[Dataset records — start]

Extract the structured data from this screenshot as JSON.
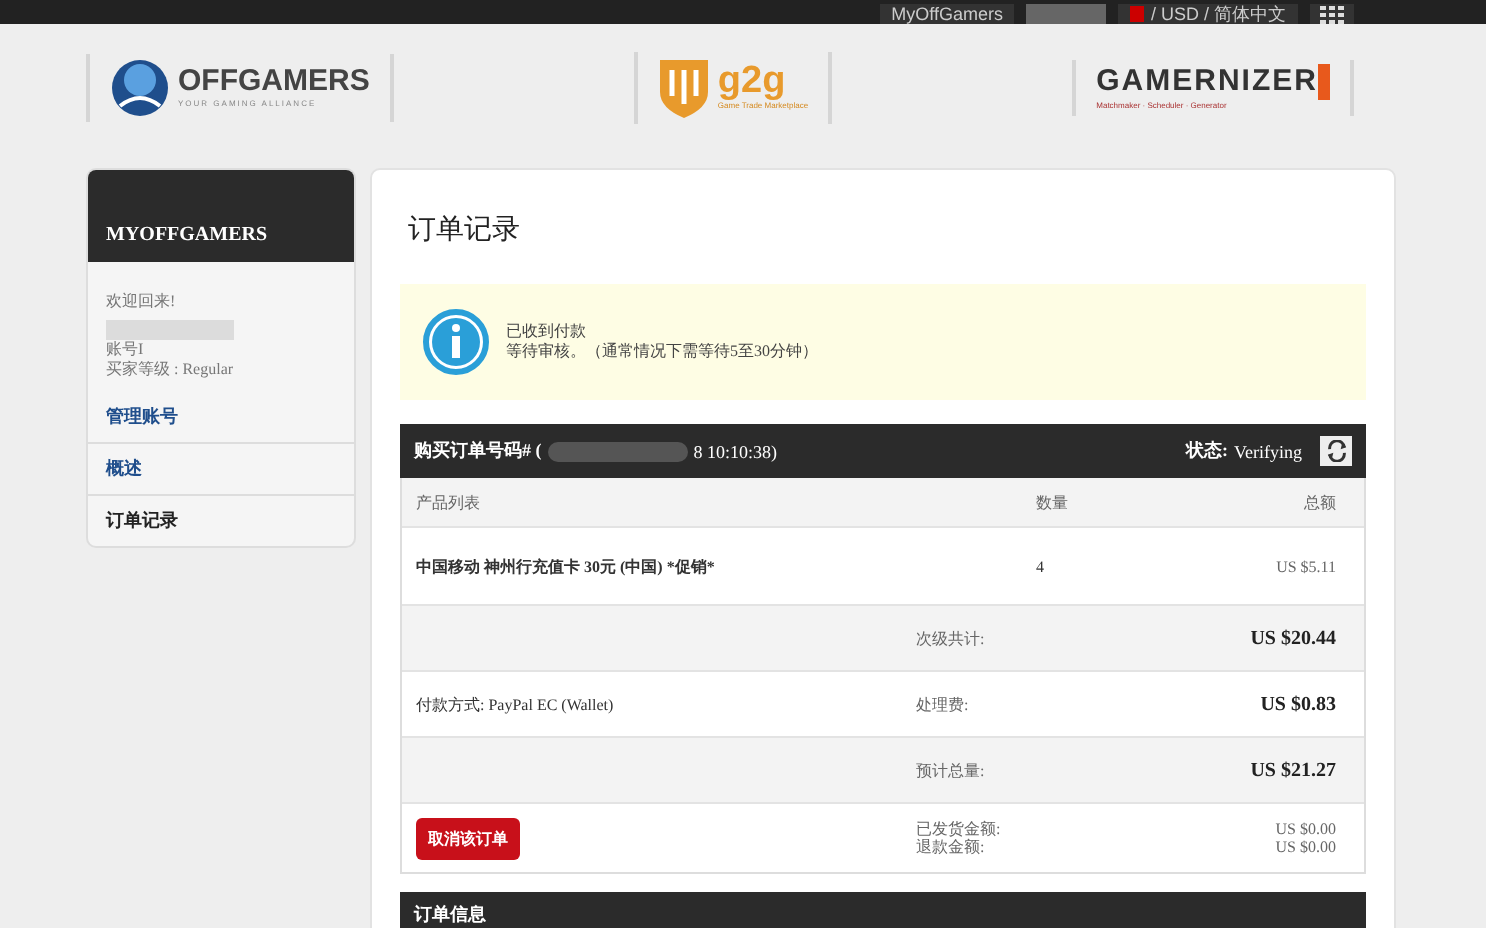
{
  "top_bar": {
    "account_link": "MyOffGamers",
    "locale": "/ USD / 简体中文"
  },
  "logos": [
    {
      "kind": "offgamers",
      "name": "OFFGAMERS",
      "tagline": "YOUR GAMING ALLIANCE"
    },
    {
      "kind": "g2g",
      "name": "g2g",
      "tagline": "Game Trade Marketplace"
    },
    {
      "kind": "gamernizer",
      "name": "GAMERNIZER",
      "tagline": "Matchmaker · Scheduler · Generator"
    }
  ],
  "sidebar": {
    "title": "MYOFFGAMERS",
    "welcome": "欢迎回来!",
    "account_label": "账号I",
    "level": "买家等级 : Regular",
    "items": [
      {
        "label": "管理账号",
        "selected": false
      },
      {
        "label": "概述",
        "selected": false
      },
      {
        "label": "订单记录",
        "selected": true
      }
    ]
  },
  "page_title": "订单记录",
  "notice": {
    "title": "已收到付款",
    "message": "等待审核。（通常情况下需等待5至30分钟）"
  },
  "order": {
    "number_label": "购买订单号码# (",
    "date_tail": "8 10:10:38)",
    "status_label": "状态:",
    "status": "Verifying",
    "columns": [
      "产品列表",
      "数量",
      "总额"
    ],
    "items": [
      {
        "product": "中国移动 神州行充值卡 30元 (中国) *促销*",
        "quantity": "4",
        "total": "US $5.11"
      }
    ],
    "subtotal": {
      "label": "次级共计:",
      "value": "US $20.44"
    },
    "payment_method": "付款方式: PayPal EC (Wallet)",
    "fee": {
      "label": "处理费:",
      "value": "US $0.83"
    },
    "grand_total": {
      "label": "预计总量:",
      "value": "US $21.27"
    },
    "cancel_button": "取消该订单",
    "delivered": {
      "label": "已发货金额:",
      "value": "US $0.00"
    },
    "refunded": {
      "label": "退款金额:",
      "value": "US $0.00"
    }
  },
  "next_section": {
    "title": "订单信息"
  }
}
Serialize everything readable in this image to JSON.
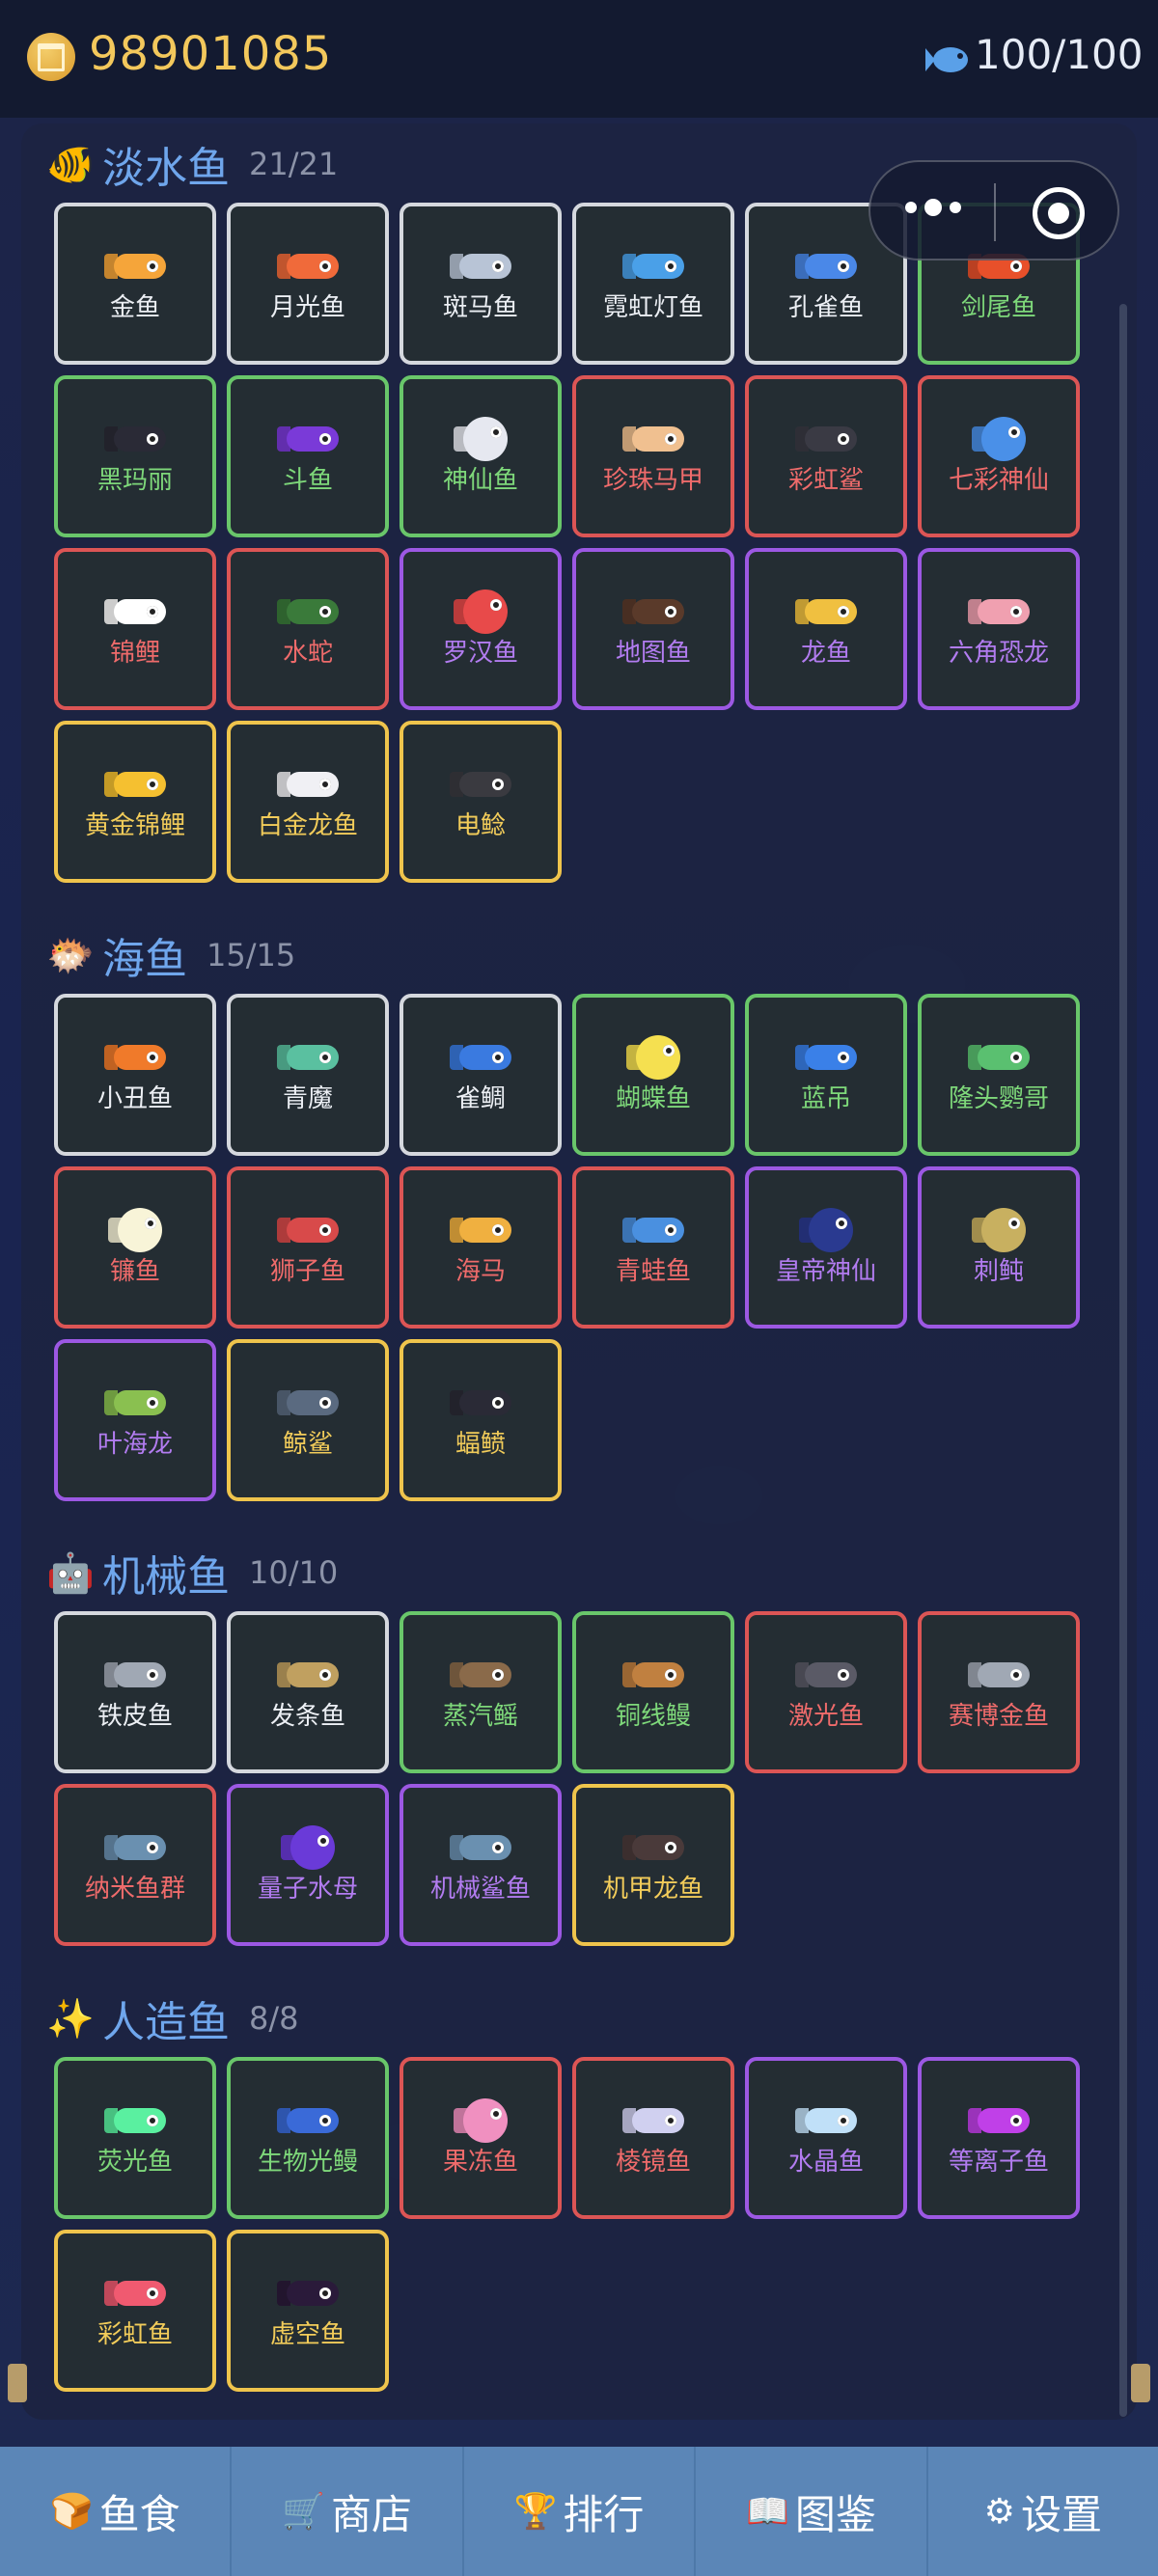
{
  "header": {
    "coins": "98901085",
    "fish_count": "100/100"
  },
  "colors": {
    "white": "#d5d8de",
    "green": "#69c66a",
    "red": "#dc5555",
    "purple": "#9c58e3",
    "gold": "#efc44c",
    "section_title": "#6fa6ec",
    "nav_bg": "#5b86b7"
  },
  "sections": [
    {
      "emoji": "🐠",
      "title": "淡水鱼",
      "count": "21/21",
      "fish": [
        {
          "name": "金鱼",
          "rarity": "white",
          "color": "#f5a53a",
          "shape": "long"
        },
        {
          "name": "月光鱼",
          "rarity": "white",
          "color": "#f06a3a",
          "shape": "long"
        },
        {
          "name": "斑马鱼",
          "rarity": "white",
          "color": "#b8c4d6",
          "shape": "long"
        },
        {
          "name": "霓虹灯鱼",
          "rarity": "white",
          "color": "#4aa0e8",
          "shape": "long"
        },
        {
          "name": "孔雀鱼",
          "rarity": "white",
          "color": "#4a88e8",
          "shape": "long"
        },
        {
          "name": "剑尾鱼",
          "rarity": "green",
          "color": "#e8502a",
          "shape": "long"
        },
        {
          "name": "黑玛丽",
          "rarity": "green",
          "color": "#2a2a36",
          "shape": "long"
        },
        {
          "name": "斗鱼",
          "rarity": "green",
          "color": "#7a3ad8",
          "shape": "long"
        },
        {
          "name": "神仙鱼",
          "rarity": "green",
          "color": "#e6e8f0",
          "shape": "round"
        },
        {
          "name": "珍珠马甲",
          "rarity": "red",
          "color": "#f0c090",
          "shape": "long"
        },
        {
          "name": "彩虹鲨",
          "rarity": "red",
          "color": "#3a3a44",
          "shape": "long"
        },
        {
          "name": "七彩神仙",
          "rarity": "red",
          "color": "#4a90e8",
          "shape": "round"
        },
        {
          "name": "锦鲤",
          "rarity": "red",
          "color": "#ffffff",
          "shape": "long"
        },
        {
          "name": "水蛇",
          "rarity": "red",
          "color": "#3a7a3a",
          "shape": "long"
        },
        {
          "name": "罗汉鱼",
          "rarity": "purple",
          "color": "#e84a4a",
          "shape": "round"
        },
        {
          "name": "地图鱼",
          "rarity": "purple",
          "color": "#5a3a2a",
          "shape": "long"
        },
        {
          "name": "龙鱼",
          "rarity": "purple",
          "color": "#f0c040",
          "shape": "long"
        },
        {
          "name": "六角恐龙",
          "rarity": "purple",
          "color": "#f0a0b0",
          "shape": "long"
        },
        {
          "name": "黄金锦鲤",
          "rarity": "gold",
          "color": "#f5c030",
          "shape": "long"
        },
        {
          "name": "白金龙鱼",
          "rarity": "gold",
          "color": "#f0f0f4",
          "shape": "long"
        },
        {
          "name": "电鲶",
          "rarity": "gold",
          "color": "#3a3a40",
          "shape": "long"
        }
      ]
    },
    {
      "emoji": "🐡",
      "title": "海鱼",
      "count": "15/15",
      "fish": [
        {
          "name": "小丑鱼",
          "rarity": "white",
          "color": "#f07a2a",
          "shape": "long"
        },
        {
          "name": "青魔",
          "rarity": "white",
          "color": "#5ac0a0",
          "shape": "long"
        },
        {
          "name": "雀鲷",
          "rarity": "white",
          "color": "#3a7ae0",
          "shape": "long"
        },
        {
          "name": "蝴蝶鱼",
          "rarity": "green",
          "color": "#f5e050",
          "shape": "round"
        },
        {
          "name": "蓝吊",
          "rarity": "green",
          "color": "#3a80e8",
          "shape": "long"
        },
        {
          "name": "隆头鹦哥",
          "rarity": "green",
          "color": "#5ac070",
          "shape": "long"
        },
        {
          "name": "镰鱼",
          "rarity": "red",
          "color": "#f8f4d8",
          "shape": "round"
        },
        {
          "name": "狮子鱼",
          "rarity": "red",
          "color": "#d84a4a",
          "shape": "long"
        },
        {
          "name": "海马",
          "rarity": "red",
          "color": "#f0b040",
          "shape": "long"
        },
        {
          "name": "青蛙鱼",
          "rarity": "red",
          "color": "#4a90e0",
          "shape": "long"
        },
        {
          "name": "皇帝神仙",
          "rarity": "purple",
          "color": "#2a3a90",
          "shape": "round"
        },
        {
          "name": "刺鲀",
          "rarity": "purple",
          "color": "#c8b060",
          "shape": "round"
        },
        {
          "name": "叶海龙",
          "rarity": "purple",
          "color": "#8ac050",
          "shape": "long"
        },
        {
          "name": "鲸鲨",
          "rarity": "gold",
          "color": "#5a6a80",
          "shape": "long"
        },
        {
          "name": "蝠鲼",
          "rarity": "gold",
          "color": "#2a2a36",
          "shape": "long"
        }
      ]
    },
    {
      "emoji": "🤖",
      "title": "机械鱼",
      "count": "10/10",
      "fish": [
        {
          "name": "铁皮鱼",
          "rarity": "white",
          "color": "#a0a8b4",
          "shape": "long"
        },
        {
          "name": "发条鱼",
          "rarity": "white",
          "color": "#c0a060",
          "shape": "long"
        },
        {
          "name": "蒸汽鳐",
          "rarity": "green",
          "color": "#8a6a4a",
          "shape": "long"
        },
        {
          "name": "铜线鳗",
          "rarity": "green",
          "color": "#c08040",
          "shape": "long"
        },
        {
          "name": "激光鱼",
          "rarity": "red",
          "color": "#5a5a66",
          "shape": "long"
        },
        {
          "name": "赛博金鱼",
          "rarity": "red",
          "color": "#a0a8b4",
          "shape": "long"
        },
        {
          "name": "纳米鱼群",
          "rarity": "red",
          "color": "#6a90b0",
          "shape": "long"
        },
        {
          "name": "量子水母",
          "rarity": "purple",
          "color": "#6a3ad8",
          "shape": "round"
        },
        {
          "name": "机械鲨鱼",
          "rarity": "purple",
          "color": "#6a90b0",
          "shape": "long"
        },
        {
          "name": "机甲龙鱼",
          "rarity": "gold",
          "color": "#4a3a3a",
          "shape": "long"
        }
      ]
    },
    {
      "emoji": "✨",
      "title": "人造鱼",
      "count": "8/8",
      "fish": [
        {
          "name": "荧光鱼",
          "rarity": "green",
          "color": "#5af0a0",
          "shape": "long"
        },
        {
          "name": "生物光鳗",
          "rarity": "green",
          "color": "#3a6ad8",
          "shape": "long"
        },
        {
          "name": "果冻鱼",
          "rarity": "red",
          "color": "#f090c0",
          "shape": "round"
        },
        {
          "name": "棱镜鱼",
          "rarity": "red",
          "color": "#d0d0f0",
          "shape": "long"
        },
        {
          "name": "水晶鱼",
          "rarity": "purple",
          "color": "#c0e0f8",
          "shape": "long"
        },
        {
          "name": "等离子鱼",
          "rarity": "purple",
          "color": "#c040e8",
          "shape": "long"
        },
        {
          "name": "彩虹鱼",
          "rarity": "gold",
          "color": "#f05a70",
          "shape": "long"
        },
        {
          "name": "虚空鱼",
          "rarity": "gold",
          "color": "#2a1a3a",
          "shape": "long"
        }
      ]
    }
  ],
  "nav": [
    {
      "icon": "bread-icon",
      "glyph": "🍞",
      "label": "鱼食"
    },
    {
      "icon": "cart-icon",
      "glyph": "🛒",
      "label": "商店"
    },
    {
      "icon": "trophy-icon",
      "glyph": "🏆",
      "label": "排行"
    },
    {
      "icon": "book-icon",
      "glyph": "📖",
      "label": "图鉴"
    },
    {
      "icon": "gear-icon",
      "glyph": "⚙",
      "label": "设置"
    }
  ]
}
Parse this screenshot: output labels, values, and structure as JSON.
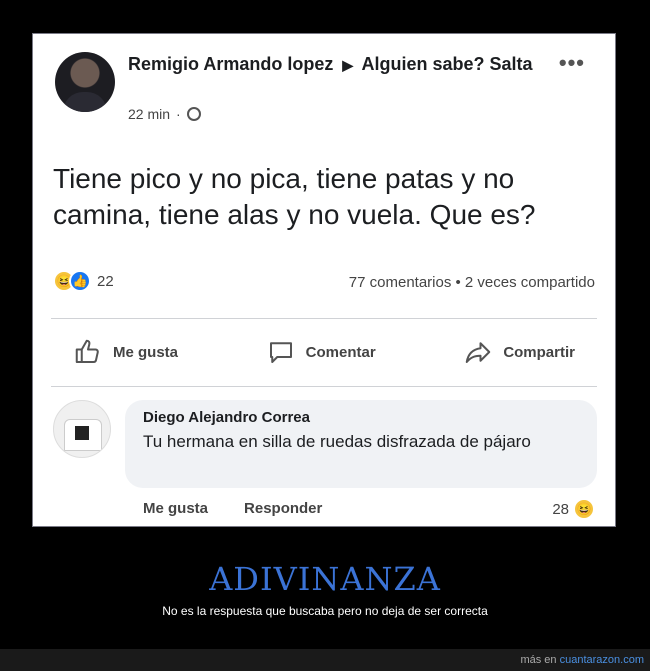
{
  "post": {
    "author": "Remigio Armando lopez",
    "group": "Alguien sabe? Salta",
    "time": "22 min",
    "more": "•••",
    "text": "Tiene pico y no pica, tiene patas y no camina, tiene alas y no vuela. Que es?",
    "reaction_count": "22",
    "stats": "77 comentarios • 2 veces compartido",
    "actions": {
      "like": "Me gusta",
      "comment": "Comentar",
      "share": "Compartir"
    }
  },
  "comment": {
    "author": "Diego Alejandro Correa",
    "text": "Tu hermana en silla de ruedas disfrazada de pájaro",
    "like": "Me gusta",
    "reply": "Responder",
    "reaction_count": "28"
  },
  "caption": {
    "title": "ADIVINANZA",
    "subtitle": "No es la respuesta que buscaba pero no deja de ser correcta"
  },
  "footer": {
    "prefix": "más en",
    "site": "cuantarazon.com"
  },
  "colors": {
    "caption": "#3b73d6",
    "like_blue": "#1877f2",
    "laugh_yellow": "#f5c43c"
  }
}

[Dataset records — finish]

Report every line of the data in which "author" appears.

    "author": "Remigio Armando lopez",
    "author": "Diego Alejandro Correa",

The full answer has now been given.